Border Crossings – the Bad
Last week I wrote about some of the better border crossings I’ve experienced. Today I’m going to talk about the less good experiences. So, I need to start with a caveat – I’ve never really been stuck with a really bad border crossing. What would that be? Well, probably one where I didn’t even get across the border. People can have really bad experiences at borders. For me, well, I’ve been through some that took a fair bit of time. That doesn’t make them bad. It might mean my timing was bad, I hit borders at precisely the busiest possible times. But having said that, some of them could do with a bit more order and structure. Like my first example.
England to France – Boarding the Eurostar, 2017, at St Pancras Station
Okay, so from necessity this is going to be a thorough border crossing. I don’t know if once you’re through security you’re technically in France, but you’re stamped out of the UK and into France in St Pancras station so I’m counting it as a border crossing. And as such, I would say it’s a really crappy one.
There is one simple reason for that – it does not have the capacity for the people who are coming through. A line that went halfway around the large station, funnelled through a few gates, into a squashed area to wait for trains after passport, baggage x-rays and security. I question how they can effectively screen everyone, and I would imagine the Eurostar to be an appealing terrorist target. It was a real sardine experience, slow, frustrating, in Summer way too hot. It took more than two hours from lining up to getting through, and then suddenly a mad scramble to catch my train. Grrrrr. The frustration on this one was… very real.
Bangladesh to India, Banglabanda, 2004
It was a long overnight bus ride from Dhaka, the Bangladeshi capital, to Banglabanda at the border with India. But it hadn’t gone that badly. Interestingly enough the bus arrived well before – a couple of hours at least – the border actually opened, and we didn’t finish at the border, we all needed to pile onto the back of a pickup for the final couple of kilometres. Nevertheless people seemed happy to stop in this little village, they were able to wash and prepare for the crossing.
The pick up truck was where it all went a bit wrong. I was sitting on the side with my backpack on my back, and well, I just fell off! I must have fallen onto the backpack, and I don’t think anything was broken in the pack or any part of me. Then I had to yell to get the pick up to come back.

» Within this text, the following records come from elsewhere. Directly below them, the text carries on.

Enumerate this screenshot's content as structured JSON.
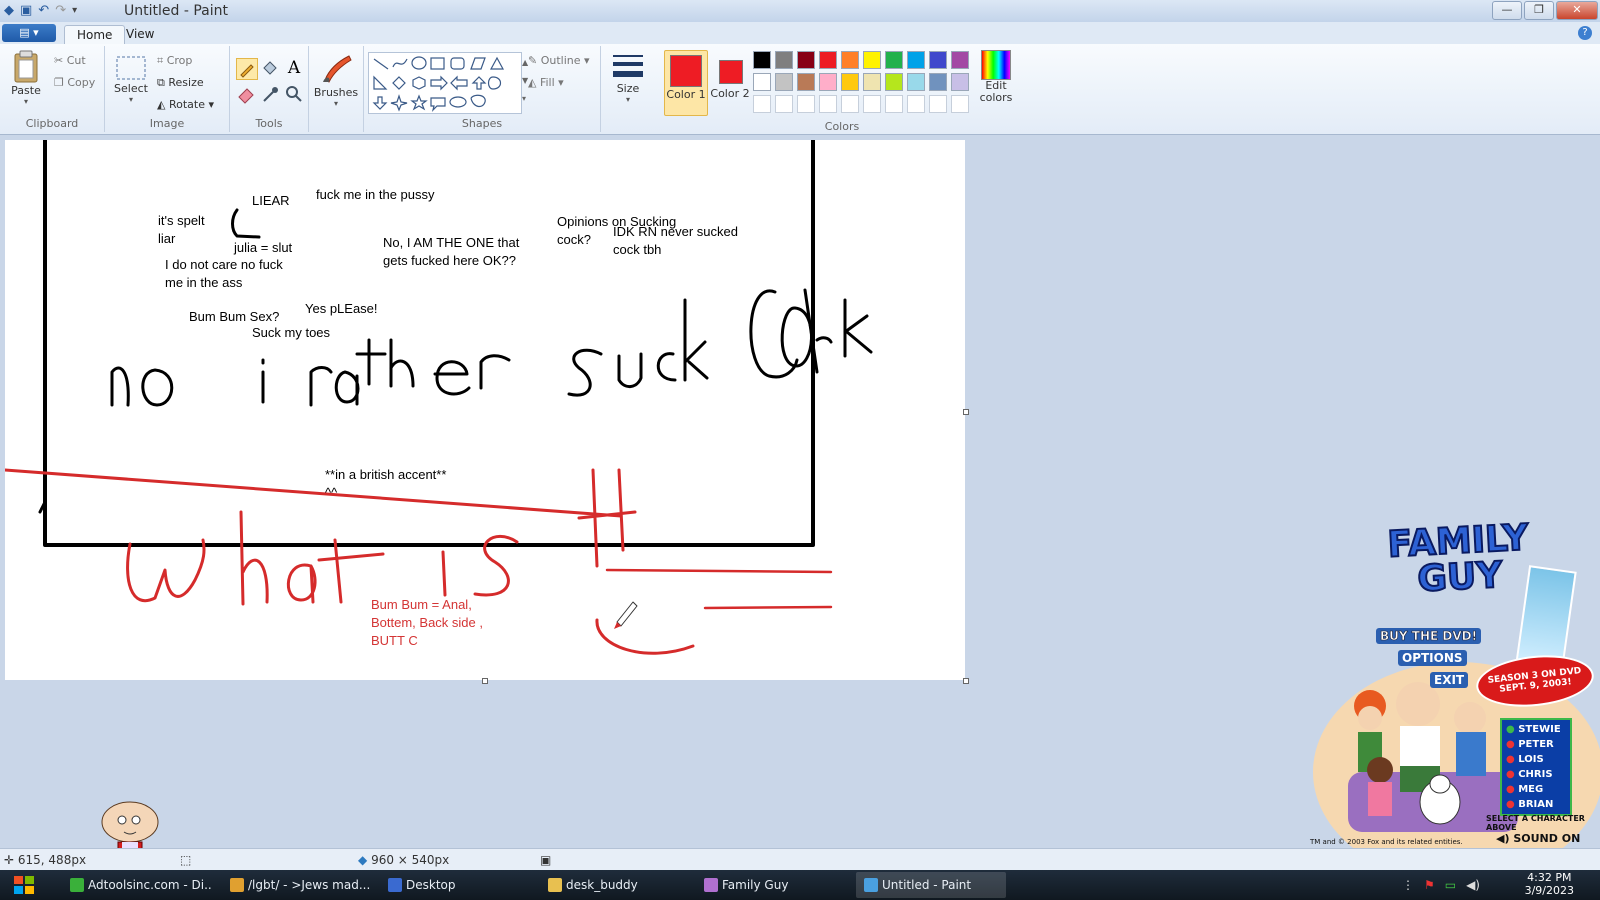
{
  "window": {
    "title": "Untitled - Paint"
  },
  "tabs": {
    "home": "Home",
    "view": "View"
  },
  "ribbon": {
    "clipboard": {
      "label": "Clipboard",
      "paste": "Paste",
      "cut": "Cut",
      "copy": "Copy"
    },
    "image": {
      "label": "Image",
      "select": "Select",
      "crop": "Crop",
      "resize": "Resize",
      "rotate": "Rotate"
    },
    "tools": {
      "label": "Tools"
    },
    "brushes": {
      "label": "Brushes"
    },
    "shapes": {
      "label": "Shapes",
      "outline": "Outline",
      "fill": "Fill"
    },
    "size": {
      "label": "Size"
    },
    "colors": {
      "label": "Colors",
      "color1": "Color 1",
      "color2": "Color 2",
      "color1_value": "#ee1c24",
      "color2_value": "#ee1c24",
      "edit": "Edit colors",
      "palette_row1": [
        "#000000",
        "#7f7f7f",
        "#880015",
        "#ed1c24",
        "#ff7f27",
        "#fff200",
        "#22b14c",
        "#00a2e8",
        "#3f48cc",
        "#a349a4"
      ],
      "palette_row2": [
        "#ffffff",
        "#c3c3c3",
        "#b97a57",
        "#ffaec9",
        "#ffc90e",
        "#efe4b0",
        "#b5e61d",
        "#99d9ea",
        "#7092be",
        "#c8bfe7"
      ]
    }
  },
  "canvas": {
    "texts": {
      "liear": "LIEAR",
      "fuck_pussy": "fuck me in the pussy",
      "its_spelt": "it's spelt\nliar",
      "julia": "julia = slut",
      "no_care": "I do not care no fuck\nme in the ass",
      "i_am_the_one": "No, I AM THE ONE that\ngets fucked here OK??",
      "opinions": "Opinions on Sucking\ncock?",
      "idk": "IDK RN never sucked\ncock tbh",
      "yes_please": "Yes pLEase!",
      "bum_bum_sex": "Bum Bum Sex?",
      "suck_toes": "Suck my toes",
      "british": "**in a british accent**\n^^",
      "bum_def": "Bum Bum = Anal,\nBottem, Back side ,\nBUTT C"
    }
  },
  "status": {
    "cursor": "615, 488px",
    "canvas_size": "960 × 540px"
  },
  "overlay": {
    "fg_title": "FAMILY GUY",
    "fg_dvd": "BUY THE DVD!",
    "fg_options": "OPTIONS",
    "fg_exit": "EXIT",
    "fg_season": "SEASON 3 ON DVD SEPT. 9, 2003!",
    "fg_characters": [
      "STEWIE",
      "PETER",
      "LOIS",
      "CHRIS",
      "MEG",
      "BRIAN"
    ],
    "fg_select": "SELECT A CHARACTER ABOVE",
    "fg_copyright": "TM and © 2003 Fox and its related entities.",
    "fg_sound": "SOUND ON"
  },
  "taskbar": {
    "items": [
      "Adtoolsinc.com - Di...",
      "/lgbt/ - >Jews mad...",
      "Desktop",
      "desk_buddy",
      "Family Guy",
      "Untitled - Paint"
    ],
    "time": "4:32 PM",
    "date": "3/9/2023"
  }
}
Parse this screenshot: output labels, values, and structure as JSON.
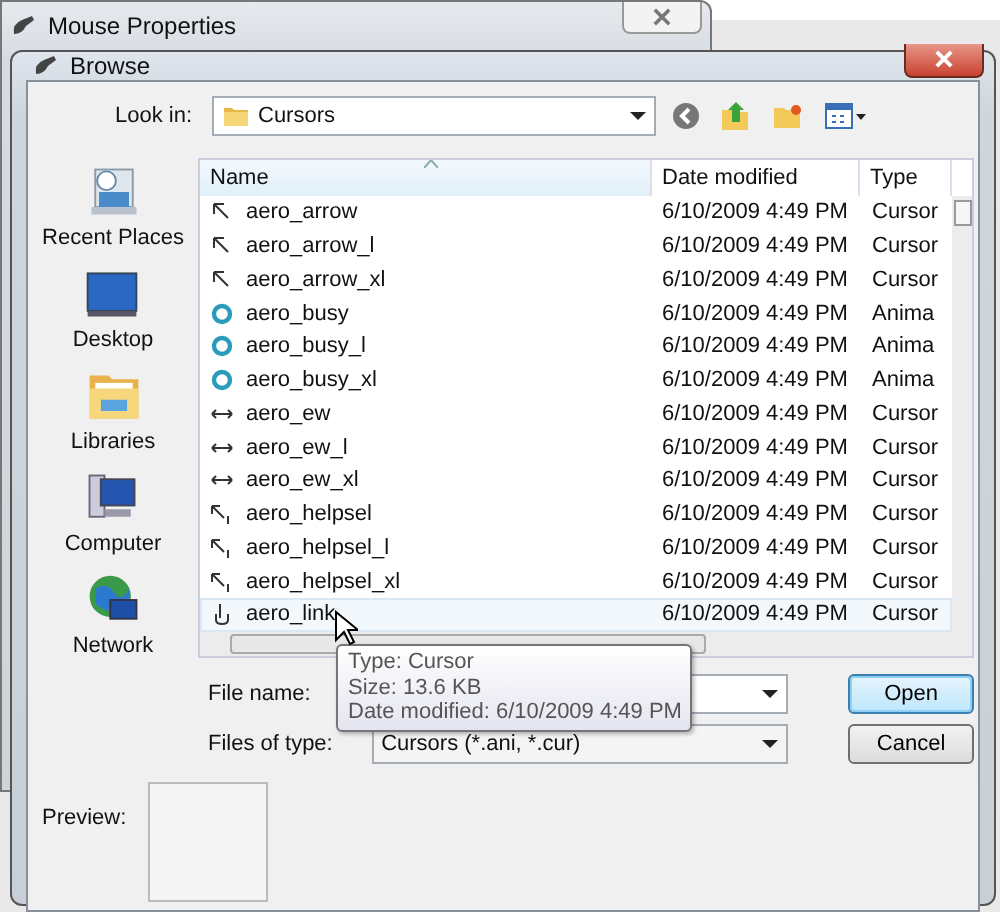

There was not a sign post to be seen. There were some sheds and then a building before a gate, then a walk of around 500 metres through no-man’s land to India. A group of people gathered at the building near the gate. Passports were handed to officials and names were called. There were a couple of hundred people at a guess, maybe slightly less.
It seemed to take forever. After 45 minutes my name was called out, I got my passport back and I began the walk to India. Suddenly someone ran after me, and took me back. I needed to visit one of the smaller huts to get my stamp, I had presumed the officials I handed the passport too would stamp it. In the end I did a lot of walking and waiting with that full pack, still dirty from it’s impact with the unsealed road. The sun had well and truly come up, the scene with people waiting to hear their name was truly chaotic. But hey, memorable. When I made it to the Indian side, there was more weighting and bag checks. But I made it!
Ecuador to Peru, Huaquillas, 2016
The border here should have been easy. On the bus, heading south, we were ushered off and through the Ecuador side really fast from memory. Back on and a but down the roads. More customs buildings. What ensued was truly chaos in the end. And needlessly so.
It was about two busloads passing through at the time and the odd car, not much in the way of volume. The buildings handed out customs cards to be filled in, and there were officials aplenty. It took 3 hours plus to process maybe 50 – 60 people. It was a joke really. And I still don’t know why it took so long.
They photographed everyone. And that took a while I guess. There was a lack of order or sense of which person to go to next. In the end we all worked it out, we had to see a series of people and also got to wait around for ages in queues and then waiting for everyone else on the bus to go through. There was some hold up to do with children. I think one parent was taking the children to Peru, but they needed permission from the other parent to let them cross, some sort of official document they didn’t have.
Okay, from my perspective not all that horrendous bar the waiting I know. Nevertheless, when you consider how easy some border crossings can be, I wonder why this one took as long as it did!